BMW 530 MLE on track
With the restoration only just completed and the 530 MLE set to be a star attraction at the BMW M Festival at the circuit the next day, I agreed to be sympathetic with this very special model. Slotting the dog-leg five-speed manual gearbox into first gear, we joined the long main straight of the 4.522km circuit. Raising the heavy clutch the engine responded smoothly. A run through the gears to acclimatise to the car’s character and it was in to turn one, the relatively new brakes proving softer than ideal. The steering was superb, testament to the engineering of the original and the quality of the restoration. The chassis responded well as the MLE retained its poise through the sharp left corner, Then a slight touch of the kerb on the next as we headed to the braking point for the hard left onto the back straight.
In the modern era of sports cars and supercars, we often discuss models that are designed for road use but engineered to tackle the track. It’s true too of performance saloons, just think back to the Lotus Carlton and today the BMW M5 and others of its ilk. The 530 MLE cruised through the long Sunset corner, coped superbly with the famous original Esses and hit its mark perfectly to turn down the notorious Kyalami Mineshaft. Like a modern performance saloon, it was comfortable, with an easy driving position. It showed its potential on the circuit, but also its luxury nature which defines it as a BMW 5 Series, even one from the 1970s.

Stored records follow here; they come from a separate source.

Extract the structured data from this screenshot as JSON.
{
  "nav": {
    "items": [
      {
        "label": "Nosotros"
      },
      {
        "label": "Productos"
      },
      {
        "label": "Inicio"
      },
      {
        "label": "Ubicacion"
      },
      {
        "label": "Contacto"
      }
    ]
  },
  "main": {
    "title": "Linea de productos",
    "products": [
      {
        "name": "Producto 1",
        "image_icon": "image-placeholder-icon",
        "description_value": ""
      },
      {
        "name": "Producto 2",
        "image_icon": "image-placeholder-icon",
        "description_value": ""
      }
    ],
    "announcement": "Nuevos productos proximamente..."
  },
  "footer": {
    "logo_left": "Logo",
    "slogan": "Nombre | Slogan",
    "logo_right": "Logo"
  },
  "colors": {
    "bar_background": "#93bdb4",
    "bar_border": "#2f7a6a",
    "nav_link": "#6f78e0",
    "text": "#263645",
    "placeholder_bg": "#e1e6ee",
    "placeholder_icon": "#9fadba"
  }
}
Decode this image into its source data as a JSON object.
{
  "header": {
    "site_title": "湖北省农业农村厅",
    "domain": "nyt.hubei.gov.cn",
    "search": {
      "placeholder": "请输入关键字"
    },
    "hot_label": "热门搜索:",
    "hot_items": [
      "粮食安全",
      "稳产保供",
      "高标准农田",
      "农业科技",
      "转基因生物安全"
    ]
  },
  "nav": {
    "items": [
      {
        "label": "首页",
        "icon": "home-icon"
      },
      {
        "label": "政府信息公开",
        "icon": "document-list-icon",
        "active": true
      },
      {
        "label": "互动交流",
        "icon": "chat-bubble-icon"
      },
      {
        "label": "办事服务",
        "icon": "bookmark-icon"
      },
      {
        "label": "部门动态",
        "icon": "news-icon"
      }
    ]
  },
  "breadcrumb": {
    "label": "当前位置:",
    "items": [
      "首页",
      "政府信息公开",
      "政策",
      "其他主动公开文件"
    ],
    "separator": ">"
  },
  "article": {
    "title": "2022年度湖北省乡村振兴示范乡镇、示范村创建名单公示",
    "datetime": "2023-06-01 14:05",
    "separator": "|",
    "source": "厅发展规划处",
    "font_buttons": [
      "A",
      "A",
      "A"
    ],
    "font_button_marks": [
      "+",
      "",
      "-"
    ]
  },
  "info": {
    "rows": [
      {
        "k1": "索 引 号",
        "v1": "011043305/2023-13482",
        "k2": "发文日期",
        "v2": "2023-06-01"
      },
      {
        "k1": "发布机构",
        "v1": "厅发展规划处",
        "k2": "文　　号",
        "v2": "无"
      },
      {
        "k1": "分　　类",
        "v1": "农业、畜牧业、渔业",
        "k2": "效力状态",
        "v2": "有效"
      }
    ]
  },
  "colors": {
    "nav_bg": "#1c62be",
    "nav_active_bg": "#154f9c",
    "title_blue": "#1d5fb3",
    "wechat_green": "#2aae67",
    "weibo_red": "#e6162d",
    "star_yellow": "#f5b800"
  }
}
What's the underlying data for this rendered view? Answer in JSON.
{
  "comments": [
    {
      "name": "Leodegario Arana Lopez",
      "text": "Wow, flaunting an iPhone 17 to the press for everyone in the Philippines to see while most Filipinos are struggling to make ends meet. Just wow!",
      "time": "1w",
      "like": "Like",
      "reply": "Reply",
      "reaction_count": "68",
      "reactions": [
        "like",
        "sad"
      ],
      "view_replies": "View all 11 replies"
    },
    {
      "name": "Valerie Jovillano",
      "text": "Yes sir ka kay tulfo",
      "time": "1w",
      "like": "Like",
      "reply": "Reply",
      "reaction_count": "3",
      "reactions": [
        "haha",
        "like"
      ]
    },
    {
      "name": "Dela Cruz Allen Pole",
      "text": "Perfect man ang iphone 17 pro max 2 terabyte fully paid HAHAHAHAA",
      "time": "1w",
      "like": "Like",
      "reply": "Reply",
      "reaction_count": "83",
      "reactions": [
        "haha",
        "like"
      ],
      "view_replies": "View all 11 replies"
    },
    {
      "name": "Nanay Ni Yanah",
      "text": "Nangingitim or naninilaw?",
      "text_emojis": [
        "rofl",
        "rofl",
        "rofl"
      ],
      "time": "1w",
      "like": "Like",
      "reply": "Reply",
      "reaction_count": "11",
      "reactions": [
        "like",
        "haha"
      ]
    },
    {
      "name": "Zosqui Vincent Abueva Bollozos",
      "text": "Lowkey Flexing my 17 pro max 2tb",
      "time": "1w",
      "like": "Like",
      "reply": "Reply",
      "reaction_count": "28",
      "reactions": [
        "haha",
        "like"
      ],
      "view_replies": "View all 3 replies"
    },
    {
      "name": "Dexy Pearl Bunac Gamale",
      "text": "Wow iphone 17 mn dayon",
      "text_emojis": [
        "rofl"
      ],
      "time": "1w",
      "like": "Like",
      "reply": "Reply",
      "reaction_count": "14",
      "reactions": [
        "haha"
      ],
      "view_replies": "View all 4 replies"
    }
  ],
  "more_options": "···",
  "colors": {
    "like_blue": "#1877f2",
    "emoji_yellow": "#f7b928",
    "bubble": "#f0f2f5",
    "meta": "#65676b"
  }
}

Like the famous E9 BMW 3.0 CSL, the 530 MLE epitomises an era where winning races was everything and if you had to produce a few road cars to facilitate that then all the better. It was created for the track, to beat its rivals, to create sales on Monday. It was the second car to wear the famous BMW Motorsport colours, but the first to feature the M in its name, making it a very unique model indeed. It’s a rarely known chapter of motor sport history but more than that, it’s a chapter that contributed to defining the future of competition and performance for BMW.
South Africa’s luxury race car
BMW South Africa produced a number of unique models including the famous 333i, one of which sits in the BMW Group Classic museum in Munich. But like the 530 MLE, there is another that made a name for itself in motor sport, the 745i. Only two 7 Series race cars were built in the mid-1980s and to this day they remain the only 7 Series race cars in the world. Like the 530 MLE, BMW South Africa had to produce a number of road cars, in this case 209. The 745i produced in Germany used a turbocharged straight-six engine, but the South African- built model used the M88 engine from the M1 supercar, giving it 34hp more than the German version. The race car was built to full Group A touring car specification with the engine producing 470hp. It made its debut in 1984 with limited success but then in 1985 it beat rivals like Alfa Romeo, Ford and Mazda to a championship victory. Very few versions of the road car remain and only one race car which was fully restored in 2017.